Modeling shield immunity to reduce COVID-19 epidemic spread

Nat Med. 2020 Jun;26(6):849-854. doi: 10.1038/s41591-020-0895-3. Epub 2020 May 7.


The COVID-19 pandemic has precipitated a global crisis, with more than 1,430,000 confirmed cases and more than 85,000 confirmed deaths globally as of 9 April 20201-4. Mitigation and suppression of new infections have emerged as the two predominant public health control strategies5. Both strategies focus on reducing new infections by limiting human-to-human interactions, which could be both socially and economically unsustainable in the long term. We have developed and analyzed an epidemiological intervention model that leverages serological tests6,7 to identify and deploy recovered individuals8 as focal points for sustaining safer interactions via interaction substitution, developing what we term 'shield immunity' at the population scale. The objective of a shield immunity strategy is to help to sustain the interactions necessary for the functioning of essential goods and services9 while reducing the probability of transmission. Our shield immunity approach could substantively reduce the length and reduce the overall burden of the current outbreak, and can work synergistically with social distancing. The present model highlights the value of serological testing as part of intervention strategies, in addition to its well-recognized roles in estimating prevalence10,11 and in the potential development of plasma-based therapies12-15.

Publication types

  • Research Support, N.I.H., Extramural
  • Research Support, Non-U.S. Gov't
  • Research Support, U.S. Gov't, Non-P.H.S.
  • Research Support, U.S. Gov't, P.H.S.

MeSH terms

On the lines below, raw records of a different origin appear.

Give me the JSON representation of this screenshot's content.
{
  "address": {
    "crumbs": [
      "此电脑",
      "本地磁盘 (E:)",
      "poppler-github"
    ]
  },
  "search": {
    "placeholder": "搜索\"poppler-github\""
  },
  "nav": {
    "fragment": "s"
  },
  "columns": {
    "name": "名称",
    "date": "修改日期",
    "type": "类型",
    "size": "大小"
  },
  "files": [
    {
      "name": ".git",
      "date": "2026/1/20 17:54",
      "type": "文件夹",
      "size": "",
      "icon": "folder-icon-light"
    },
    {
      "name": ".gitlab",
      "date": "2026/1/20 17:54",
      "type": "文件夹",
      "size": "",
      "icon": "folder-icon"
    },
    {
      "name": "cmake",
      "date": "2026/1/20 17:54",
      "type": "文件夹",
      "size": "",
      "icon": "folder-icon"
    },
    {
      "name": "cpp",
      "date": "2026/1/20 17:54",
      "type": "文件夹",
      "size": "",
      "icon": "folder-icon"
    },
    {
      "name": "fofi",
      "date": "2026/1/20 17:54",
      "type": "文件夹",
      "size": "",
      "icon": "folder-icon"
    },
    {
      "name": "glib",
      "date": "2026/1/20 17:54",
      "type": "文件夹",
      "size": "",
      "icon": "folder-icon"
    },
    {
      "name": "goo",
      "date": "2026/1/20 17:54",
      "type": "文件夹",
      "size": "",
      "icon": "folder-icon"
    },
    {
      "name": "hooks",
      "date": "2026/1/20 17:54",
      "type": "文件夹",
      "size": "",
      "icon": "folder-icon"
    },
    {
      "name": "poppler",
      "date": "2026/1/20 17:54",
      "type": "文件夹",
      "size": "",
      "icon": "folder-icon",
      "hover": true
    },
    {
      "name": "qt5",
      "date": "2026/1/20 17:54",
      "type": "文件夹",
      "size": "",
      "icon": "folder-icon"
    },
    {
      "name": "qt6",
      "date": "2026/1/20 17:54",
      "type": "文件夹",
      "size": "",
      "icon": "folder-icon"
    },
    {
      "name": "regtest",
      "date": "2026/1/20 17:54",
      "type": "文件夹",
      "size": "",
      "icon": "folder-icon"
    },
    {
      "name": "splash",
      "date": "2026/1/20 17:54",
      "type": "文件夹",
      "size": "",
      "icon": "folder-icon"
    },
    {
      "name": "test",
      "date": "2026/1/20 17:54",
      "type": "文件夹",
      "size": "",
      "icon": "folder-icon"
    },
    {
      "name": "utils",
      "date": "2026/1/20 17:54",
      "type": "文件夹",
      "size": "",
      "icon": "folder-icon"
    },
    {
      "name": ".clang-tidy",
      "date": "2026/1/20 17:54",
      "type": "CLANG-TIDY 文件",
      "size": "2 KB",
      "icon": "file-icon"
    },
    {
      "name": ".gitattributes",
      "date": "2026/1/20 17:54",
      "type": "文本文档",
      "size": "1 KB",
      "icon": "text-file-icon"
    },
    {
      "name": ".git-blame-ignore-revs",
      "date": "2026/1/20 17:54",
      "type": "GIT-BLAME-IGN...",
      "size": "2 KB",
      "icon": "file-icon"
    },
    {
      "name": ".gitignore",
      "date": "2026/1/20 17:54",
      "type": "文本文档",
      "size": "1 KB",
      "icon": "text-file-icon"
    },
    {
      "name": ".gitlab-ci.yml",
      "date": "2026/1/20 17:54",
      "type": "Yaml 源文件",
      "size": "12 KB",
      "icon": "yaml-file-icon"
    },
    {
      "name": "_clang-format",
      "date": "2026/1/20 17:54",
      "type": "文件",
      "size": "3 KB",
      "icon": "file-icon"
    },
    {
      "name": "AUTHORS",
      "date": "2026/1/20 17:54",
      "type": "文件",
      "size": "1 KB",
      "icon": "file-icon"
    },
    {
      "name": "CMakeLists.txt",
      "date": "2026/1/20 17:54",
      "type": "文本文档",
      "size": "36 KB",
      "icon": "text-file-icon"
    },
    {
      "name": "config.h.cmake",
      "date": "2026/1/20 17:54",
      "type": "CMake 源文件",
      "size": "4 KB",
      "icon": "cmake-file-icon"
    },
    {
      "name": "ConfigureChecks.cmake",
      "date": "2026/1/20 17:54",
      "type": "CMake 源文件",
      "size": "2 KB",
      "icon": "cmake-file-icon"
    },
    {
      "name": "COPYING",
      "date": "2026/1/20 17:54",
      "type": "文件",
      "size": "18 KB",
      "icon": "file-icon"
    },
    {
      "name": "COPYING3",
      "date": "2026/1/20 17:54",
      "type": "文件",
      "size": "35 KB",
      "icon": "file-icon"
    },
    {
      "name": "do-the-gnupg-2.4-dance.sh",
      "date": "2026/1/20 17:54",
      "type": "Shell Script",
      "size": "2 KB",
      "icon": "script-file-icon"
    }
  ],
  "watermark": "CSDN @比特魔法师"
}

  • Adult
  • Age Factors
  • Asymptomatic Infections
  • Basic Reproduction Number
  • COVID-19
  • Communicable Disease Control
  • Coronavirus Infections / epidemiology
  • Coronavirus Infections / immunology*
  • Coronavirus Infections / pathology
  • Coronavirus Infections / prevention & control
  • Hospital Bed Capacity
  • Humans
  • Middle Aged
  • Models, Biological*
  • Pandemics / prevention & control
  • Pneumonia, Viral / epidemiology
  • Pneumonia, Viral / immunology*
  • Pneumonia, Viral / pathology
  • Pneumonia, Viral / prevention & control
  • United States / epidemiology
  • Young Adult